When people encounter high pressure situations, their bodies react in one of three ways: fight, flight, or freeze.  What some employers do not recognize is that when employees find themselves in unexpected high stress situations, more often than not, workers freeze and are unable to adequately deal with the situation unfolding around them.

So how can employers prepare employees for these situations?  Here are a few tips:

    1. Act It Out: Role playing is an effective method for employees to see the right and wrong way to deal with emergency situations.  Not only does it allow employees to react naturally and see firsthand whether or not their instincts worked in a controlled environment, they also learn the proper way to handle crisis situations.  In other words, they are provided the tools and are allowed to learn in the process.
    2. Phone-y Conversations: Angered customers will often call employees to vent.  But sometimes, these discussions turn verbally abusive.  Here are a few cues which allow employees to take the conversation in a more positive direction:
      1. “Mr. Jones, can I ask you a question?”—This will suppress an angered customer’s verbal outburst and cause them to lose their train of thought.
      2. Try using empathy.  “I understand what you have said and I’d like to assist you with this problem, but I need you to lower your voice and not curse, otherwise I cannot focus my energy to solving this issue for you.”—Usually, people will respond to this by de-escalating their behavior.
      3. If they continue their tirade, try: “Mr. Jones, if you’re still upset, will you please call back when you’ve cooled down?” –The strategy behind this language is to disengage the customer and give them an opportunity to call back when they are cooler, calmer, and collected so the conversation will travel in a more positive direction.
    3. Speak in Code: Having a code word or pre-determined way to deal with high pressure situations provides employees with a game plan and will hopefully allow them to call for backup/security should that be necessary.
    4. Write It Down: Litigation often will ensue after a high pressure situation.  In such scenarios, people will often have different recollections of the events.  As a result, employees should always write down exactly what happened as close as possible to when the situation ends.  That way, employers and companies will be legally protected from potential liability in the future.  Some companies even video the employees involved having the employees tell the story.
    5. Call a Counselor: Though some might be handling high stress situations just fine, it is a good idea to have a counselor on call or available for employees should they need it.
    6. Be Positive: Expressing appreciation and encouragement to employees that they successfully made it through a traumatic situation may assist them in dealing with any emotional repercussions and will build team morale.  Remember that isolation is the enemy of traumatic stress recovery.
    7. Keep an Eye on Everyone: Look out for any emotional red flags such as crying, panic attacks, depression, etc from employees who have recently dealt with high pressure situations.  This sort of behavior is a sign that employees need additional help and time to deal with their past experience.
    8. Is Public Relations Necessary?  If the owners/leaders of the company determine that the business might be in jeopardy of negative public perception, we suggest dealing with the press and public quickly.  In today’s environment, dealing with negative public perception quickly is essential.  Hiring an experienced public relations firm can be a real plus.

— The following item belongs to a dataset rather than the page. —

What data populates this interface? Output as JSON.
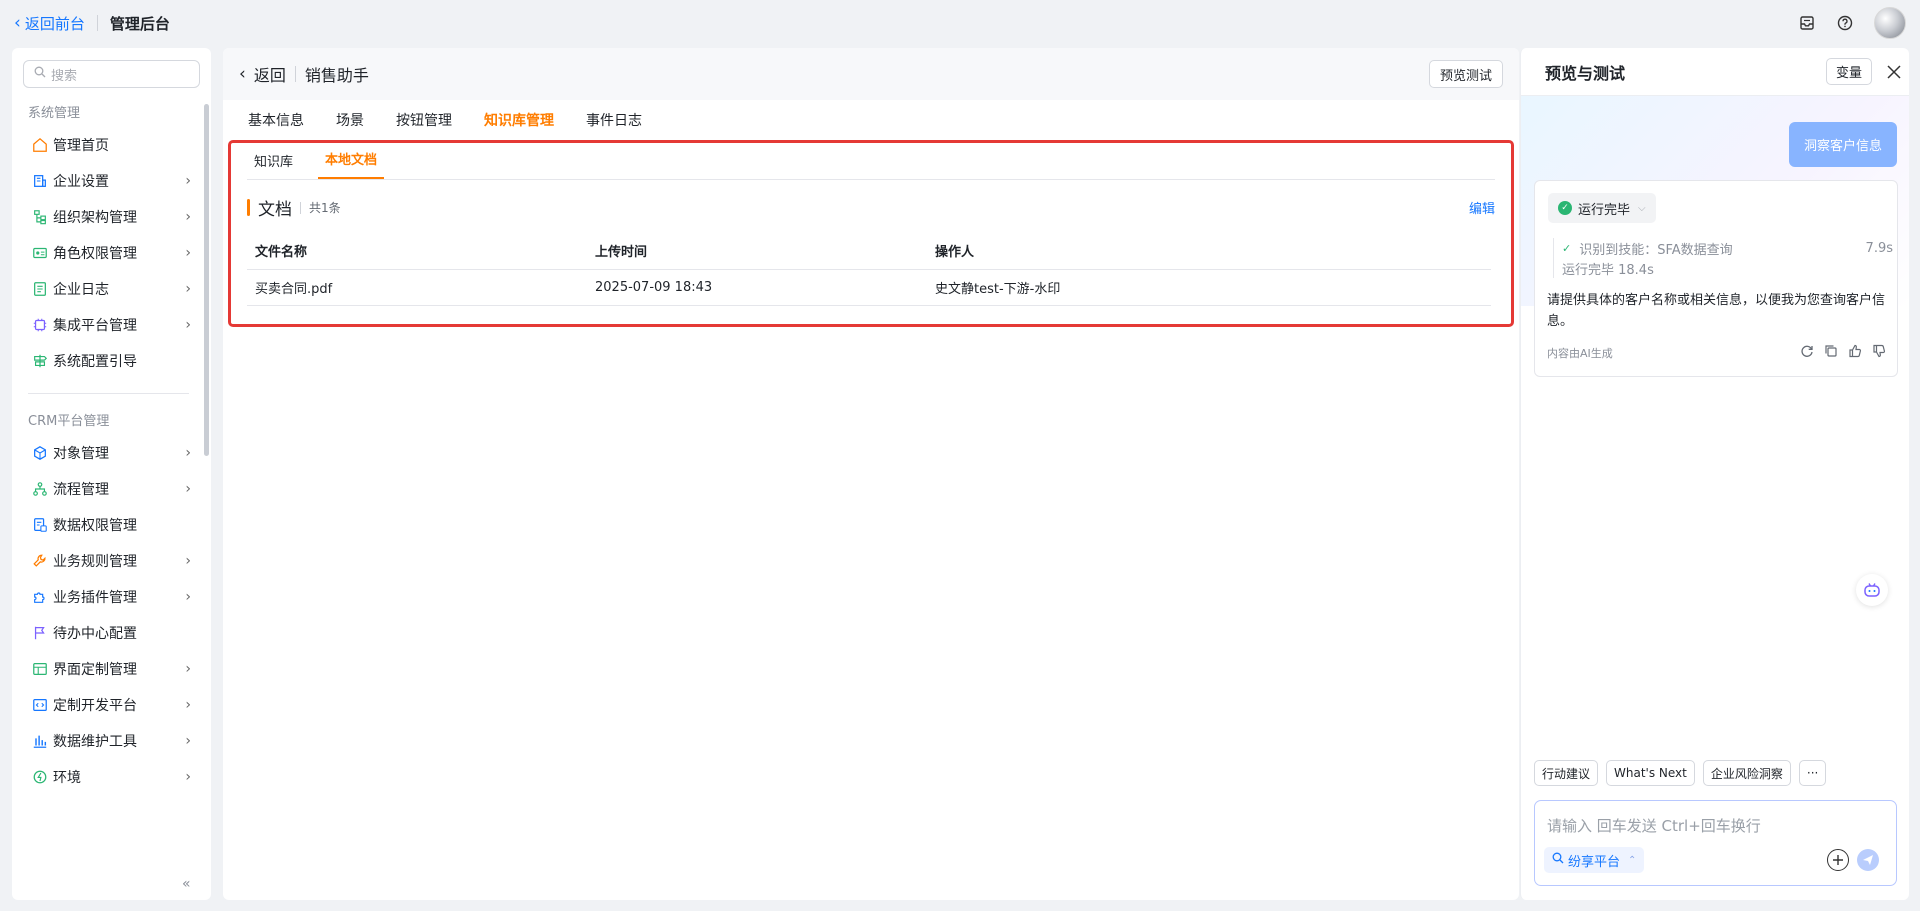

We hope these suggestions will help when your business faces stressful situations.  Please feel free to contact us if you have questions.